Source data:

........

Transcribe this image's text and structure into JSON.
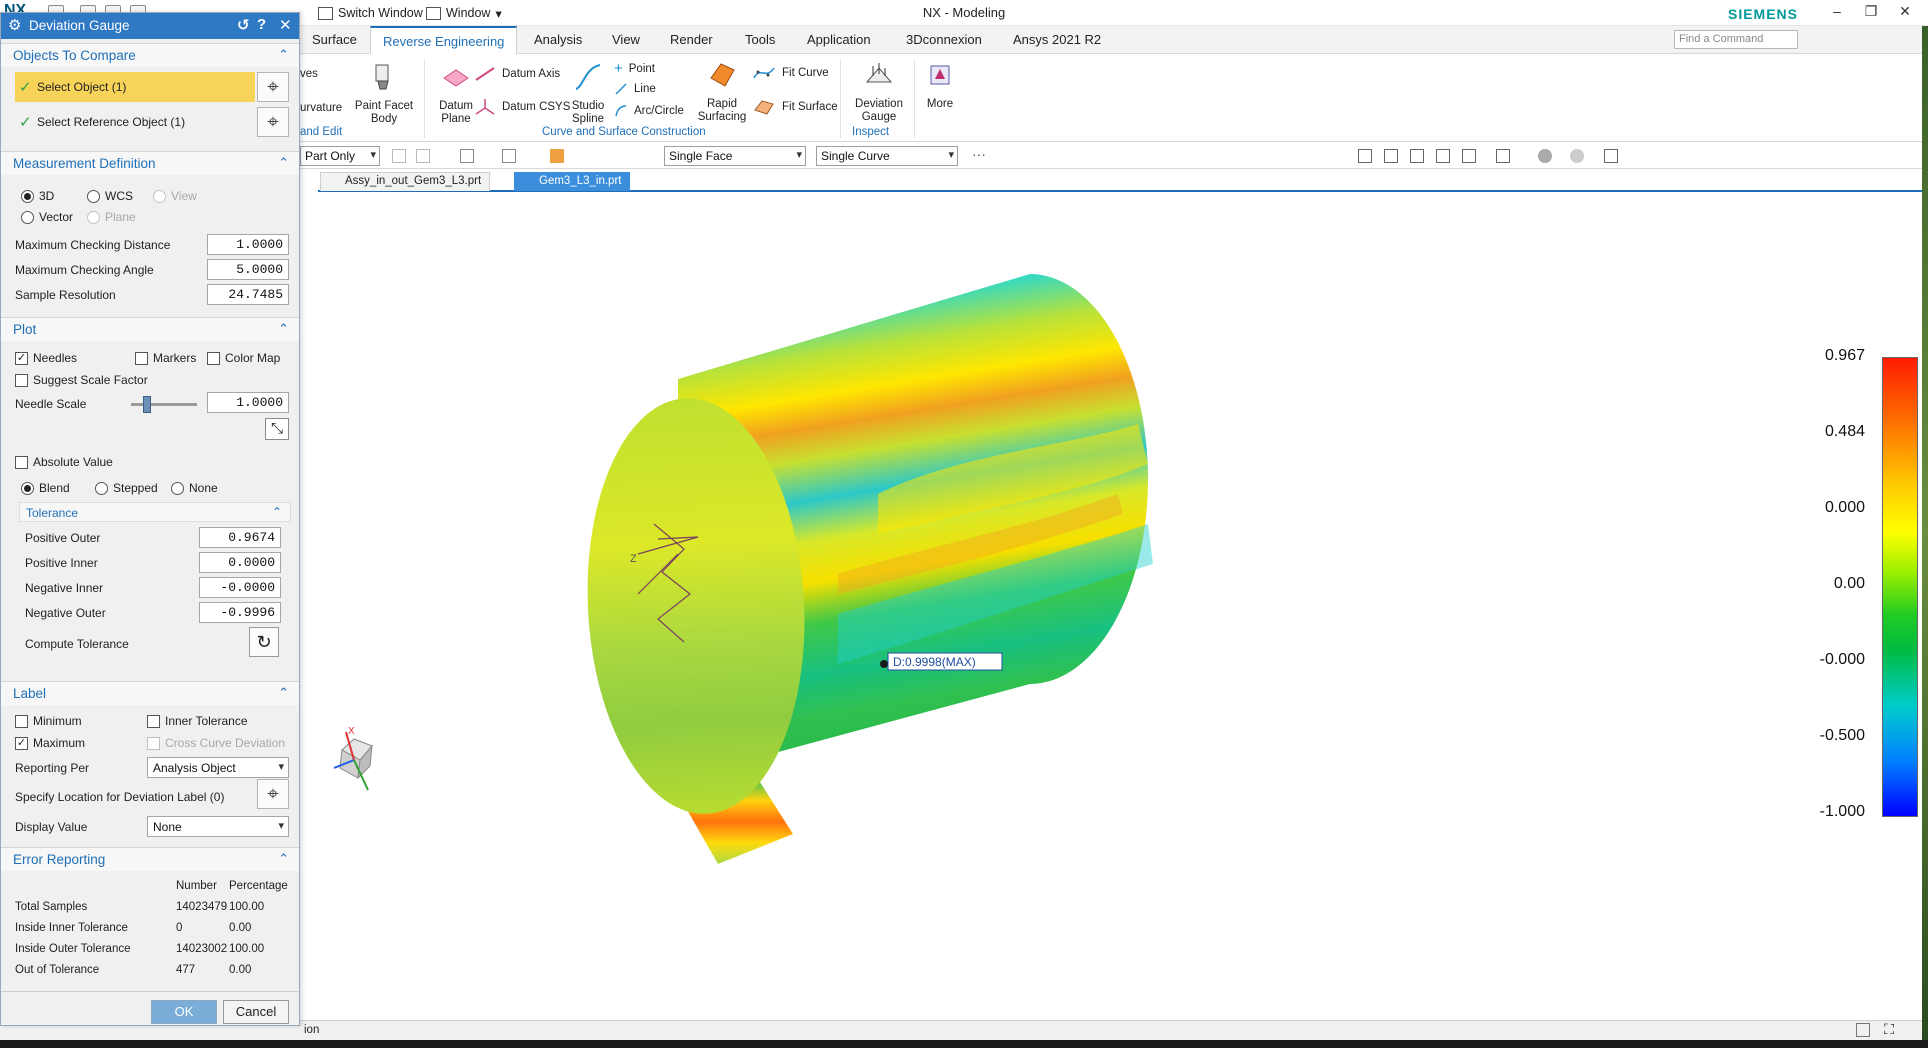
{
  "window": {
    "app_title": "NX - Modeling",
    "brand": "SIEMENS",
    "logo": "NX",
    "switch_window": "Switch Window",
    "window_menu": "Window"
  },
  "ribbon": {
    "tabs": [
      "Surface",
      "Reverse Engineering",
      "Analysis",
      "View",
      "Render",
      "Tools",
      "Application",
      "3Dconnexion",
      "Ansys 2021 R2"
    ],
    "active_tab": "Reverse Engineering",
    "find_placeholder": "Find a Command",
    "cmd_paint_facet_body": "Paint Facet Body",
    "cmd_curvature_partial": "urvature",
    "cmd_curves_partial": "ves",
    "cmd_datum_plane": "Datum Plane",
    "cmd_datum_axis": "Datum Axis",
    "cmd_datum_csys": "Datum CSYS",
    "cmd_studio_spline": "Studio Spline",
    "cmd_point": "Point",
    "cmd_line": "Line",
    "cmd_arc_circle": "Arc/Circle",
    "cmd_rapid_surfacing": "Rapid Surfacing",
    "cmd_fit_curve": "Fit Curve",
    "cmd_fit_surface": "Fit Surface",
    "cmd_deviation_gauge": "Deviation Gauge",
    "cmd_more": "More",
    "group_and_edit": "and Edit",
    "group_curve_surface": "Curve and Surface Construction",
    "group_inspect": "Inspect"
  },
  "toolbar2": {
    "filter_scope": "Part Only",
    "face_rule": "Single Face",
    "curve_rule": "Single Curve"
  },
  "doc_tabs": [
    {
      "label": "Assy_in_out_Gem3_L3.prt",
      "active": false
    },
    {
      "label": "Gem3_L3_in.prt",
      "active": true
    }
  ],
  "dialog": {
    "title": "Deviation Gauge",
    "ctrl_reset": "↺",
    "ctrl_help": "?",
    "ctrl_close": "✕",
    "objects_to_compare": {
      "header": "Objects To Compare",
      "select_object": "Select Object (1)",
      "select_reference": "Select Reference Object (1)"
    },
    "measurement": {
      "header": "Measurement Definition",
      "opt_3d": "3D",
      "opt_wcs": "WCS",
      "opt_view": "View",
      "opt_vector": "Vector",
      "opt_plane": "Plane",
      "max_dist_label": "Maximum Checking Distance",
      "max_dist": "1.0000",
      "max_angle_label": "Maximum Checking Angle",
      "max_angle": "5.0000",
      "sample_res_label": "Sample Resolution",
      "sample_res": "24.7485"
    },
    "plot": {
      "header": "Plot",
      "needles": "Needles",
      "markers": "Markers",
      "color_map": "Color Map",
      "suggest_scale": "Suggest Scale Factor",
      "needle_scale_label": "Needle Scale",
      "needle_scale": "1.0000",
      "needle_scale_fraction": 0.2,
      "absolute_value": "Absolute Value",
      "blend": "Blend",
      "stepped": "Stepped",
      "none": "None",
      "tolerance_header": "Tolerance",
      "pos_outer_label": "Positive Outer",
      "pos_outer": "0.9674",
      "pos_inner_label": "Positive Inner",
      "pos_inner": "0.0000",
      "neg_inner_label": "Negative Inner",
      "neg_inner": "-0.0000",
      "neg_outer_label": "Negative Outer",
      "neg_outer": "-0.9996",
      "compute_tol_label": "Compute Tolerance"
    },
    "label": {
      "header": "Label",
      "minimum": "Minimum",
      "inner_tolerance": "Inner Tolerance",
      "maximum": "Maximum",
      "cross_curve": "Cross Curve Deviation",
      "reporting_per_label": "Reporting Per",
      "reporting_per": "Analysis Object",
      "specify_location": "Specify Location for Deviation Label (0)",
      "display_value_label": "Display Value",
      "display_value": "None"
    },
    "error_reporting": {
      "header": "Error Reporting",
      "col_number": "Number",
      "col_percentage": "Percentage",
      "rows": [
        {
          "label": "Total Samples",
          "number": "14023479",
          "pct": "100.00"
        },
        {
          "label": "Inside Inner Tolerance",
          "number": "0",
          "pct": "0.00"
        },
        {
          "label": "Inside Outer Tolerance",
          "number": "14023002",
          "pct": "100.00"
        },
        {
          "label": "Out of Tolerance",
          "number": "477",
          "pct": "0.00"
        }
      ]
    },
    "ok": "OK",
    "cancel": "Cancel"
  },
  "viewport": {
    "max_label": "D:0.9998(MAX)",
    "csys_z": "Z",
    "triad_x": "X"
  },
  "legend": {
    "labels": [
      "0.967",
      "0.484",
      "0.000",
      "0.00",
      "-0.000",
      "-0.500",
      "-1.000"
    ],
    "colors": [
      "#ff1a00",
      "#ffff00",
      "#22cc22",
      "#00cccc",
      "#0000ff"
    ]
  },
  "statusbar": {
    "text": "ion"
  }
}
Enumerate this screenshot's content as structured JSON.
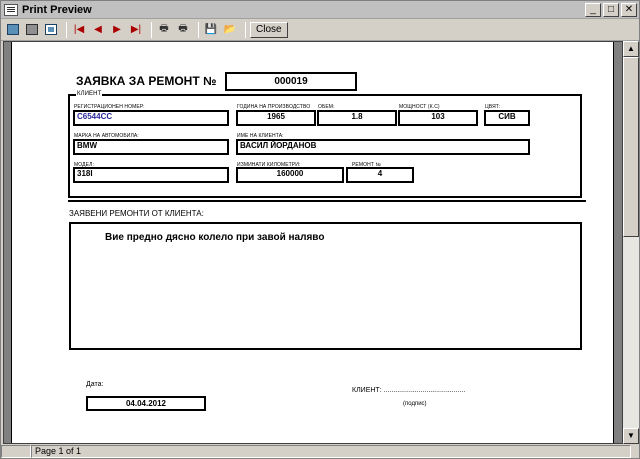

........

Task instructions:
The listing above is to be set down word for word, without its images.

Response to the exercise:
Transcribe this image's text and structure into JSON.
{
  "window": {
    "app_title": "NX - Modeling",
    "brand": "SIEMENS",
    "logo": "NX",
    "switch_window": "Switch Window",
    "window_menu": "Window"
  },
  "ribbon": {
    "tabs": [
      "Surface",
      "Reverse Engineering",
      "Analysis",
      "View",
      "Render",
      "Tools",
      "Application",
      "3Dconnexion",
      "Ansys 2021 R2"
    ],
    "active_tab": "Reverse Engineering",
    "find_placeholder": "Find a Command",
    "cmd_paint_facet_body": "Paint Facet Body",
    "cmd_curvature_partial": "urvature",
    "cmd_curves_partial": "ves",
    "cmd_datum_plane": "Datum Plane",
    "cmd_datum_axis": "Datum Axis",
    "cmd_datum_csys": "Datum CSYS",
    "cmd_studio_spline": "Studio Spline",
    "cmd_point": "Point",
    "cmd_line": "Line",
    "cmd_arc_circle": "Arc/Circle",
    "cmd_rapid_surfacing": "Rapid Surfacing",
    "cmd_fit_curve": "Fit Curve",
    "cmd_fit_surface": "Fit Surface",
    "cmd_deviation_gauge": "Deviation Gauge",
    "cmd_more": "More",
    "group_and_edit": "and Edit",
    "group_curve_surface": "Curve and Surface Construction",
    "group_inspect": "Inspect"
  },
  "toolbar2": {
    "filter_scope": "Part Only",
    "face_rule": "Single Face",
    "curve_rule": "Single Curve"
  },
  "doc_tabs": [
    {
      "label": "Assy_in_out_Gem3_L3.prt",
      "active": false
    },
    {
      "label": "Gem3_L3_in.prt",
      "active": true
    }
  ],
  "dialog": {
    "title": "Deviation Gauge",
    "ctrl_reset": "↺",
    "ctrl_help": "?",
    "ctrl_close": "✕",
    "objects_to_compare": {
      "header": "Objects To Compare",
      "select_object": "Select Object (1)",
      "select_reference": "Select Reference Object (1)"
    },
    "measurement": {
      "header": "Measurement Definition",
      "opt_3d": "3D",
      "opt_wcs": "WCS",
      "opt_view": "View",
      "opt_vector": "Vector",
      "opt_plane": "Plane",
      "max_dist_label": "Maximum Checking Distance",
      "max_dist": "1.0000",
      "max_angle_label": "Maximum Checking Angle",
      "max_angle": "5.0000",
      "sample_res_label": "Sample Resolution",
      "sample_res": "24.7485"
    },
    "plot": {
      "header": "Plot",
      "needles": "Needles",
      "markers": "Markers",
      "color_map": "Color Map",
      "suggest_scale": "Suggest Scale Factor",
      "needle_scale_label": "Needle Scale",
      "needle_scale": "1.0000",
      "needle_scale_fraction": 0.2,
      "absolute_value": "Absolute Value",
      "blend": "Blend",
      "stepped": "Stepped",
      "none": "None",
      "tolerance_header": "Tolerance",
      "pos_outer_label": "Positive Outer",
      "pos_outer": "0.9674",
      "pos_inner_label": "Positive Inner",
      "pos_inner": "0.0000",
      "neg_inner_label": "Negative Inner",
      "neg_inner": "-0.0000",
      "neg_outer_label": "Negative Outer",
      "neg_outer": "-0.9996",
      "compute_tol_label": "Compute Tolerance"
    },
    "label": {
      "header": "Label",
      "minimum": "Minimum",
      "inner_tolerance": "Inner Tolerance",
      "maximum": "Maximum",
      "cross_curve": "Cross Curve Deviation",
      "reporting_per_label": "Reporting Per",
      "reporting_per": "Analysis Object",
      "specify_location": "Specify Location for Deviation Label (0)",
      "display_value_label": "Display Value",
      "display_value": "None"
    },
    "error_reporting": {
      "header": "Error Reporting",
      "col_number": "Number",
      "col_percentage": "Percentage",
      "rows": [
        {
          "label": "Total Samples",
          "number": "14023479",
          "pct": "100.00"
        },
        {
          "label": "Inside Inner Tolerance",
          "number": "0",
          "pct": "0.00"
        },
        {
          "label": "Inside Outer Tolerance",
          "number": "14023002",
          "pct": "100.00"
        },
        {
          "label": "Out of Tolerance",
          "number": "477",
          "pct": "0.00"
        }
      ]
    },
    "ok": "OK",
    "cancel": "Cancel"
  },
  "viewport": {
    "max_label": "D:0.9998(MAX)",
    "csys_z": "Z",
    "triad_x": "X"
  },
  "legend": {
    "labels": [
      "0.967",
      "0.484",
      "0.000",
      "0.00",
      "-0.000",
      "-0.500",
      "-1.000"
    ],
    "colors": [
      "#ff1a00",
      "#ffff00",
      "#22cc22",
      "#00cccc",
      "#0000ff"
    ]
  },
  "statusbar": {
    "text": "ion"
  }
}
Enumerate this screenshot's content as structured JSON.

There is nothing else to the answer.